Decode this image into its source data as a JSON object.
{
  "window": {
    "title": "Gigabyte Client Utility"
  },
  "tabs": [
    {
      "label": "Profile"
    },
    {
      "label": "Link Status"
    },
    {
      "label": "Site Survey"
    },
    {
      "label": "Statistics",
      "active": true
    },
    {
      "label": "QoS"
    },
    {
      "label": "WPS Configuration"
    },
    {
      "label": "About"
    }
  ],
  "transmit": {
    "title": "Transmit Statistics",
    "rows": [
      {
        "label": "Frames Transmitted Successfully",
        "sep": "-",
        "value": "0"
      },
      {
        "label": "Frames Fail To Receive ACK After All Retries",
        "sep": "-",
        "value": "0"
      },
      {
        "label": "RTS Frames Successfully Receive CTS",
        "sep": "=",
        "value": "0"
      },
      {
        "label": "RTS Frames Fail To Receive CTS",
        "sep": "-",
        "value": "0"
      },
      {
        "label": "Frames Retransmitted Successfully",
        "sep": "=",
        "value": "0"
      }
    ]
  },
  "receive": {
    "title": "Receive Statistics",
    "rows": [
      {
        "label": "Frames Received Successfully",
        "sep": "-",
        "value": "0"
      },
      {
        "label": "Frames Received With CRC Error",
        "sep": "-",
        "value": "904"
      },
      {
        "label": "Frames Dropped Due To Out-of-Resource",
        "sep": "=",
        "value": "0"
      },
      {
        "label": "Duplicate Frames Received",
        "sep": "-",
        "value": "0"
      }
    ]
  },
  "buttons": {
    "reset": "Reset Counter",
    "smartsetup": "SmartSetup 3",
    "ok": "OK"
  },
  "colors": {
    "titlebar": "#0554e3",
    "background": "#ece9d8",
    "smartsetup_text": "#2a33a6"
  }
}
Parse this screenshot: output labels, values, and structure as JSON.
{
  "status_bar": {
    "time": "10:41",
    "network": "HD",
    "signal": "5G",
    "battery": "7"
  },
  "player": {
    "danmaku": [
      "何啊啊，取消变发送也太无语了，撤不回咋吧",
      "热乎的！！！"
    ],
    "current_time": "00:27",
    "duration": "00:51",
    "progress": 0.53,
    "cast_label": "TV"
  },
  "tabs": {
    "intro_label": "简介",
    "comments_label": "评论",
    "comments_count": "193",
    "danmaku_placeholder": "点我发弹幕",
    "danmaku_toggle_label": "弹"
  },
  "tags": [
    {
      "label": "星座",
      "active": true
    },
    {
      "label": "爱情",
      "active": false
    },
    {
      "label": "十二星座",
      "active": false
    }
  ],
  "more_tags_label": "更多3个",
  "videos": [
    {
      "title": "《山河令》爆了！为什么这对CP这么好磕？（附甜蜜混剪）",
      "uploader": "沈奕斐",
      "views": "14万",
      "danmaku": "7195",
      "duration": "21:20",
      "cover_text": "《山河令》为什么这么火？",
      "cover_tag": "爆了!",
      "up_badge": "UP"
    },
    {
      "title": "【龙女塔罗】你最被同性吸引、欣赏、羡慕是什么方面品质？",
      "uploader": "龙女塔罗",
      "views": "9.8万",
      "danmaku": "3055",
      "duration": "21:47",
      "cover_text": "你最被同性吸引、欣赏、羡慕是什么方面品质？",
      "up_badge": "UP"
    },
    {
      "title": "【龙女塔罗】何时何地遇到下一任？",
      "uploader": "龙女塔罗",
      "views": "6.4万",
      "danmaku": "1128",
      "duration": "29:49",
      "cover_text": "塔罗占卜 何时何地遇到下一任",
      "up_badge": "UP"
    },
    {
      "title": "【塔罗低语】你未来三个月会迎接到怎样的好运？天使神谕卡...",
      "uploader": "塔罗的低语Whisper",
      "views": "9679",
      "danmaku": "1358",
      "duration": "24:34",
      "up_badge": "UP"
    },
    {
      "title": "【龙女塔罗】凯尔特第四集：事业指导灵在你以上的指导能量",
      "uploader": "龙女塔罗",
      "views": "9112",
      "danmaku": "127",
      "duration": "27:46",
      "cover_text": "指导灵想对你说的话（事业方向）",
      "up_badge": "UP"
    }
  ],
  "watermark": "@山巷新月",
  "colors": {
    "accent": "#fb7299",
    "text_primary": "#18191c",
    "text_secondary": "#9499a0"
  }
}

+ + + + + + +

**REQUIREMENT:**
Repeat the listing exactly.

**EXERCISE RESPONSE:**
Decode this image into its source data as a JSON object.
{
  "window": {
    "title": "Gigabyte Client Utility"
  },
  "tabs": [
    {
      "label": "Profile"
    },
    {
      "label": "Link Status"
    },
    {
      "label": "Site Survey"
    },
    {
      "label": "Statistics",
      "active": true
    },
    {
      "label": "QoS"
    },
    {
      "label": "WPS Configuration"
    },
    {
      "label": "About"
    }
  ],
  "transmit": {
    "title": "Transmit Statistics",
    "rows": [
      {
        "label": "Frames Transmitted Successfully",
        "sep": "-",
        "value": "0"
      },
      {
        "label": "Frames Fail To Receive ACK After All Retries",
        "sep": "-",
        "value": "0"
      },
      {
        "label": "RTS Frames Successfully Receive CTS",
        "sep": "=",
        "value": "0"
      },
      {
        "label": "RTS Frames Fail To Receive CTS",
        "sep": "-",
        "value": "0"
      },
      {
        "label": "Frames Retransmitted Successfully",
        "sep": "=",
        "value": "0"
      }
    ]
  },
  "receive": {
    "title": "Receive Statistics",
    "rows": [
      {
        "label": "Frames Received Successfully",
        "sep": "-",
        "value": "0"
      },
      {
        "label": "Frames Received With CRC Error",
        "sep": "-",
        "value": "904"
      },
      {
        "label": "Frames Dropped Due To Out-of-Resource",
        "sep": "=",
        "value": "0"
      },
      {
        "label": "Duplicate Frames Received",
        "sep": "-",
        "value": "0"
      }
    ]
  },
  "buttons": {
    "reset": "Reset Counter",
    "smartsetup": "SmartSetup 3",
    "ok": "OK"
  },
  "colors": {
    "titlebar": "#0554e3",
    "background": "#ece9d8",
    "smartsetup_text": "#2a33a6"
  }
}
Parse this screenshot: output labels, values, and structure as JSON.
{
  "status_bar": {
    "time": "10:41",
    "network": "HD",
    "signal": "5G",
    "battery": "7"
  },
  "player": {
    "danmaku": [
      "何啊啊，取消变发送也太无语了，撤不回咋吧",
      "热乎的！！！"
    ],
    "current_time": "00:27",
    "duration": "00:51",
    "progress": 0.53,
    "cast_label": "TV"
  },
  "tabs": {
    "intro_label": "简介",
    "comments_label": "评论",
    "comments_count": "193",
    "danmaku_placeholder": "点我发弹幕",
    "danmaku_toggle_label": "弹"
  },
  "tags": [
    {
      "label": "星座",
      "active": true
    },
    {
      "label": "爱情",
      "active": false
    },
    {
      "label": "十二星座",
      "active": false
    }
  ],
  "more_tags_label": "更多3个",
  "videos": [
    {
      "title": "《山河令》爆了！为什么这对CP这么好磕？（附甜蜜混剪）",
      "uploader": "沈奕斐",
      "views": "14万",
      "danmaku": "7195",
      "duration": "21:20",
      "cover_text": "《山河令》为什么这么火？",
      "cover_tag": "爆了!",
      "up_badge": "UP"
    },
    {
      "title": "【龙女塔罗】你最被同性吸引、欣赏、羡慕是什么方面品质？",
      "uploader": "龙女塔罗",
      "views": "9.8万",
      "danmaku": "3055",
      "duration": "21:47",
      "cover_text": "你最被同性吸引、欣赏、羡慕是什么方面品质？",
      "up_badge": "UP"
    },
    {
      "title": "【龙女塔罗】何时何地遇到下一任？",
      "uploader": "龙女塔罗",
      "views": "6.4万",
      "danmaku": "1128",
      "duration": "29:49",
      "cover_text": "塔罗占卜 何时何地遇到下一任",
      "up_badge": "UP"
    },
    {
      "title": "【塔罗低语】你未来三个月会迎接到怎样的好运？天使神谕卡...",
      "uploader": "塔罗的低语Whisper",
      "views": "9679",
      "danmaku": "1358",
      "duration": "24:34",
      "up_badge": "UP"
    },
    {
      "title": "【龙女塔罗】凯尔特第四集：事业指导灵在你以上的指导能量",
      "uploader": "龙女塔罗",
      "views": "9112",
      "danmaku": "127",
      "duration": "27:46",
      "cover_text": "指导灵想对你说的话（事业方向）",
      "up_badge": "UP"
    }
  ],
  "watermark": "@山巷新月",
  "colors": {
    "accent": "#fb7299",
    "text_primary": "#18191c",
    "text_secondary": "#9499a0"
  }
}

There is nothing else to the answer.